Current and Future Ivy Leaguers,
Checking in from Durham, North Carolina here at the number one ranked basketball school in the nation. First off let me apologize for my very tardy response. I know that I hate hearing excuses but for those of you who are sympathetic I hope you will understand when I say that over break I was enjoying being home for the first time in four months as well as sleeping for more than six hours for the first time in four months. Secondly I hope you can understand that coming back to school for second semester has been wild and crazy and also did not lend itself to a response. But my excuse aside here is what my experience at Duke has been like and how the ILC helped me out.
First off, college is way different than high school. Your mom and dad are not around to tell you when it is time to go to bed, nor are they there to tell you that you can't go out on a school night. (Also they are not there to do your laundry which thankfully I learned how to do while being and ILCer.) In college it is your responsibility to manage your time and get everything done. Managing homework, soccer, and friends has been a challenge for me. However, I learned during my time with the ILC at Cornell University that if I get things done earlier I will have more free time to do the things I want to do. I have tried my best to use that strategy here at Duke, but real college is more stressful and demand a little more from you that summer college. My advice here would be to practice managing your time efficiently with the once course you take over the summer but keep in mind somewhere that in college you will have the work load of that one course times four.
College is also not the same as high school. The quality of work that is expected from you is higher and everyone you go to school with is just as smart if not smarter than you. I felt a little insecure at first because a lot of students came from private high school and had taken courses that weren't offered at El Cerrito High. Many of them talk of how challenging their schools had been and how many AP's they had passed. Let me be the first to say to you that no matter how many AP's you took nor the course offering at your high school compared to another you were accepted for a reason and thus deserve to be at that school. I struggled a lot with feeling like I fit in academically first semester but now starting my second semester I am more confident in myself academically. So my advice to you all is to remember that you were accepted into whatever school you end up in for a reason because they thought you were smart and capable enough and ultimately you deserve to be at that school.
Aside from the amount of work and having to manage time some of you will be traveling far away from home like myself. Being in a new place with a zillion new people can be over whelming and scary. It also lends itself to cold spreading. I was sick for the majority of my first semester at Duke. Not having my mom to take care of me was rough but definitely helped me grow up. So word from the wise you will most likely get sick during your first year in college so start talking to your parents now as to how to get and what to take to make you better.

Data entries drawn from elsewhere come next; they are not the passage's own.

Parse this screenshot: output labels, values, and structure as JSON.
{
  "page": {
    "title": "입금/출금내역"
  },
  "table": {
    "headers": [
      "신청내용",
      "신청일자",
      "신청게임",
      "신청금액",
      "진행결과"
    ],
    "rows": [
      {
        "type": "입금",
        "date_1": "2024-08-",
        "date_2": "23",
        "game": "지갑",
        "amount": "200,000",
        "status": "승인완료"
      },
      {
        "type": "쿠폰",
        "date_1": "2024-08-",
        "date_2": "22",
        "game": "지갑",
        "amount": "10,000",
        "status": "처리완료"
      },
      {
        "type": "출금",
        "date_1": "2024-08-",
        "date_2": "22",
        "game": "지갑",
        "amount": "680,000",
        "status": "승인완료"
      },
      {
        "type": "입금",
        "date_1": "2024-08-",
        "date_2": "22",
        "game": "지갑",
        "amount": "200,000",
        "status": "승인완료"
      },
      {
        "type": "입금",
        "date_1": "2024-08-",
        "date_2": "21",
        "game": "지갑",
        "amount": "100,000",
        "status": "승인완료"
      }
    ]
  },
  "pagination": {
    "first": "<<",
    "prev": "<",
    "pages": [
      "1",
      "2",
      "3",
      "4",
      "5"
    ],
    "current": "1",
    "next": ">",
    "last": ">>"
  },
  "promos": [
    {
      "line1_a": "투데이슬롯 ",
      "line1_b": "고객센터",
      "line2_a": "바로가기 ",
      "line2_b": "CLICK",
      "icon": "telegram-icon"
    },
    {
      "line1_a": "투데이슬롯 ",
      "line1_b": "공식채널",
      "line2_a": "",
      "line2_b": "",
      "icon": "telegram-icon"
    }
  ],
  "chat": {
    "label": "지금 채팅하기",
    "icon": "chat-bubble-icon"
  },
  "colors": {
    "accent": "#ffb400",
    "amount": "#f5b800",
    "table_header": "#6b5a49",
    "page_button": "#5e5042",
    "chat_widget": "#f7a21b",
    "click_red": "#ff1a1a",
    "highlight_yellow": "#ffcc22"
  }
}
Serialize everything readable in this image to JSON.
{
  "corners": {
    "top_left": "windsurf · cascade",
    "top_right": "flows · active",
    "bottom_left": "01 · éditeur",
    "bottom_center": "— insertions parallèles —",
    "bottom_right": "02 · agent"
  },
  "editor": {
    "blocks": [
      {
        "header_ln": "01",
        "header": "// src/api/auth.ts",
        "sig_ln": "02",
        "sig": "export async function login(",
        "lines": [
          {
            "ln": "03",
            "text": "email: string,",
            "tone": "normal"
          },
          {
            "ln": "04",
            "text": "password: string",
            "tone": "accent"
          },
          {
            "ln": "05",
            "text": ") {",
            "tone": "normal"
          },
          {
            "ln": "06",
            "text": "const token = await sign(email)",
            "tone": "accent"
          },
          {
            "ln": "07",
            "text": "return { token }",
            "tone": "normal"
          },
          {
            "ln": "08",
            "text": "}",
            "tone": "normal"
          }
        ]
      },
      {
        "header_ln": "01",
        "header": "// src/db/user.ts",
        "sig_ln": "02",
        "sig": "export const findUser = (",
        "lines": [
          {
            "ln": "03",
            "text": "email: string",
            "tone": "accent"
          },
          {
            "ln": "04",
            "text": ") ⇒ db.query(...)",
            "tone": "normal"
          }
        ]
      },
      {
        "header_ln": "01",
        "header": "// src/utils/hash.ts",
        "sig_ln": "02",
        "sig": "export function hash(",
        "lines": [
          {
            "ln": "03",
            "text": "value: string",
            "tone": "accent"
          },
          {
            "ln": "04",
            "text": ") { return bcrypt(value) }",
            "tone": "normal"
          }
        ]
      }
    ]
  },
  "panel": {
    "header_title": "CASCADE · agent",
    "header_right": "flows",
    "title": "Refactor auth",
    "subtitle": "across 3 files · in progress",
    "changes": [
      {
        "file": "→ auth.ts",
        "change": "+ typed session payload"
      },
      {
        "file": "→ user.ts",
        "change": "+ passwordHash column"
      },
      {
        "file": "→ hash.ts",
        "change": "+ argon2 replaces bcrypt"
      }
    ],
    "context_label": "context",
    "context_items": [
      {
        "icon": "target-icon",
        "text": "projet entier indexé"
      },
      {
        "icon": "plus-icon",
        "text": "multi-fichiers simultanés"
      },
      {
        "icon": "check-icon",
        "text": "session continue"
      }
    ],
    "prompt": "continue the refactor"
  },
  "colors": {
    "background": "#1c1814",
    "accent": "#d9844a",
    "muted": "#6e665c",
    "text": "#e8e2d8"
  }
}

All in all Duke as been an amazing experience for me. I have grown so much as an individual. I would not have felt as prepared without my pervious experience at Cornell through the ILC. The ILC previewed college for me and allowed me to prepared for some of the things college throws at you like time management and laundry.
Sorry for my late response,
Duke University '16